### What you should do
Output every entry exactly as written.

Saved data entries
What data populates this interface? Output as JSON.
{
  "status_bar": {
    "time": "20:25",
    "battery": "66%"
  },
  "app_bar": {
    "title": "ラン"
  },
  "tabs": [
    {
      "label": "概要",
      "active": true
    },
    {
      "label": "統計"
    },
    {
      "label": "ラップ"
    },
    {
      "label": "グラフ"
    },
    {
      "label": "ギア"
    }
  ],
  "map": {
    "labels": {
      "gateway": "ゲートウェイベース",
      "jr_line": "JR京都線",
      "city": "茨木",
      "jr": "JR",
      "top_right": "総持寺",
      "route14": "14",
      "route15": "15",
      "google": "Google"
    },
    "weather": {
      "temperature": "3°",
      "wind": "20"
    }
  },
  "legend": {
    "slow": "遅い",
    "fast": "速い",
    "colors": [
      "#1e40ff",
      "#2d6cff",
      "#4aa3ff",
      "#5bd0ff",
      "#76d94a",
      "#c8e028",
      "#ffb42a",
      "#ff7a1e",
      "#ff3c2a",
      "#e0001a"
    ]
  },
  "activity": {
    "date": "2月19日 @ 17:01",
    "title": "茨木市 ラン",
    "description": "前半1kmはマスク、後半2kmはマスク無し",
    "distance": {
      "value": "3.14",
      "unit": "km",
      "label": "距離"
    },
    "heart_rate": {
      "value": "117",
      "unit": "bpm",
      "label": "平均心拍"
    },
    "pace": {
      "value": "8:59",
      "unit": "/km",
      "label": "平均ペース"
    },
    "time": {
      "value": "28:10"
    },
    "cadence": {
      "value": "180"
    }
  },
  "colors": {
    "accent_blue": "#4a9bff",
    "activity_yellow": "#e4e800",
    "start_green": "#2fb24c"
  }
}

### Task result
What data populates this interface? Output as JSON.
{
  "status_bar": {
    "time": "20:25",
    "battery": "66%"
  },
  "app_bar": {
    "title": "ラン"
  },
  "tabs": [
    {
      "label": "概要",
      "active": true
    },
    {
      "label": "統計"
    },
    {
      "label": "ラップ"
    },
    {
      "label": "グラフ"
    },
    {
      "label": "ギア"
    }
  ],
  "map": {
    "labels": {
      "gateway": "ゲートウェイベース",
      "jr_line": "JR京都線",
      "city": "茨木",
      "jr": "JR",
      "top_right": "総持寺",
      "route14": "14",
      "route15": "15",
      "google": "Google"
    },
    "weather": {
      "temperature": "3°",
      "wind": "20"
    }
  },
  "legend": {
    "slow": "遅い",
    "fast": "速い",
    "colors": [
      "#1e40ff",
      "#2d6cff",
      "#4aa3ff",
      "#5bd0ff",
      "#76d94a",
      "#c8e028",
      "#ffb42a",
      "#ff7a1e",
      "#ff3c2a",
      "#e0001a"
    ]
  },
  "activity": {
    "date": "2月19日 @ 17:01",
    "title": "茨木市 ラン",
    "description": "前半1kmはマスク、後半2kmはマスク無し",
    "distance": {
      "value": "3.14",
      "unit": "km",
      "label": "距離"
    },
    "heart_rate": {
      "value": "117",
      "unit": "bpm",
      "label": "平均心拍"
    },
    "pace": {
      "value": "8:59",
      "unit": "/km",
      "label": "平均ペース"
    },
    "time": {
      "value": "28:10"
    },
    "cadence": {
      "value": "180"
    }
  },
  "colors": {
    "accent_blue": "#4a9bff",
    "activity_yellow": "#e4e800",
    "start_green": "#2fb24c"
  }
}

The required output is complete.